A planned march against crime in South Africa is highlighting how racial and economic relations have changed in the nation since the fall of apartheid 14 years ago.
South African entertainer Desmond Dube plans to hold the Million Person March Against Crime on April 24 to call for the South African government to do more to ensure safety on the streets.
He was inspired to action after the slaying of his friend and neighbor, Bashimane “Shimi” Mofokeng, last week, according to South African news reports.
The slaying was just one of many that have terrorized parts of South Africa in recent years.
Already the rally is generating a good deal of media attention and interest from the public, according to the reports.
“This campaign will grow, unlike others, because its leading voices are black South Africans,” wrote the South African newspaper Dispatch, in an editorial.
The Dispatch noted that previous anti-crime campaigns have been mostly organized by European-descended South Africans, which led to accusations of racism.
One organizer told the nation’s Sunday Times that people need to take action, because the government is sitting on its hands.
His sentiments were echoed by former cricket player Ali Bacher, who called the transition to democracy a “miracle,” but also said that the South Africans are in denial about the crime problem.
He told the newspaper that his grandchildren and several friends have recently been robbed at gunpoint.
The controversial new president of the ruling African National Congress, Jacob Zuma, has said that crime will be a priority if he takes over leadership of the government, as he is expected to next year, when President Thabo Mbeki steps down.
Zuma, who is currently battling corruption charges, said that the old regime is to partly to blame.
“People in this country were abused by the old (white) government which resorted to using deadly criminals as instruments to deal with freedom fighters. So there’s that kind of culture here,” he told The Guardian in the United Kingdom.

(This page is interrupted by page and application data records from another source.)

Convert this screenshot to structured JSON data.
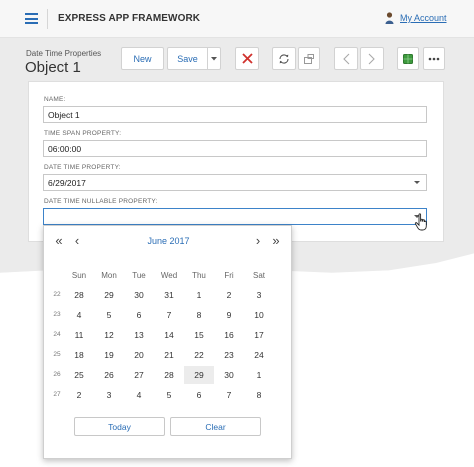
{
  "app": {
    "title": "EXPRESS APP FRAMEWORK",
    "account_link": "My Account"
  },
  "header": {
    "breadcrumb": "Date Time Properties",
    "object_title": "Object 1"
  },
  "toolbar": {
    "new_label": "New",
    "save_label": "Save"
  },
  "form": {
    "name_label": "NAME:",
    "name_value": "Object 1",
    "timespan_label": "TIME SPAN PROPERTY:",
    "timespan_value": "06:00:00",
    "datetime_label": "DATE TIME PROPERTY:",
    "datetime_value": "6/29/2017",
    "nullable_label": "DATE TIME NULLABLE PROPERTY:",
    "nullable_value": ""
  },
  "calendar": {
    "month_label": "June 2017",
    "days_of_week": [
      "Sun",
      "Mon",
      "Tue",
      "Wed",
      "Thu",
      "Fri",
      "Sat"
    ],
    "weeks": [
      {
        "num": "22",
        "days": [
          "28",
          "29",
          "30",
          "31",
          "1",
          "2",
          "3"
        ]
      },
      {
        "num": "23",
        "days": [
          "4",
          "5",
          "6",
          "7",
          "8",
          "9",
          "10"
        ]
      },
      {
        "num": "24",
        "days": [
          "11",
          "12",
          "13",
          "14",
          "15",
          "16",
          "17"
        ]
      },
      {
        "num": "25",
        "days": [
          "18",
          "19",
          "20",
          "21",
          "22",
          "23",
          "24"
        ]
      },
      {
        "num": "26",
        "days": [
          "25",
          "26",
          "27",
          "28",
          "29",
          "30",
          "1"
        ]
      },
      {
        "num": "27",
        "days": [
          "2",
          "3",
          "4",
          "5",
          "6",
          "7",
          "8"
        ]
      }
    ],
    "highlighted_day": "29",
    "today_label": "Today",
    "clear_label": "Clear"
  },
  "colors": {
    "accent": "#2a6db5",
    "delete_red": "#d0312d",
    "green": "#3e9a3e"
  },
  "icons": [
    "hamburger-icon",
    "user-icon",
    "close-icon",
    "refresh-icon",
    "link-icon",
    "chevron-left-icon",
    "chevron-right-icon",
    "grid-icon",
    "more-icon",
    "first-icon",
    "prev-icon",
    "next-icon",
    "last-icon"
  ]
}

Last year, a study by the South African Institute of Race Relations found that most of the nation’s residents have grown poorer during Mbeki’s administration.
“Proposed march against crime gains momentum”
Mail & Guardian (South Africa), March 9, 2008
Dispatch (South Africa), March 10, 2008
“Prominent South Africans back million-man crime march”
Sunday Times (South Africa), March 9, 2008
“New date for million march”
The Times (South Africa), March 11, 2008
“Zuma stakes his claim as a president for the poor”
The Guardian (U.K.), March 9, 2008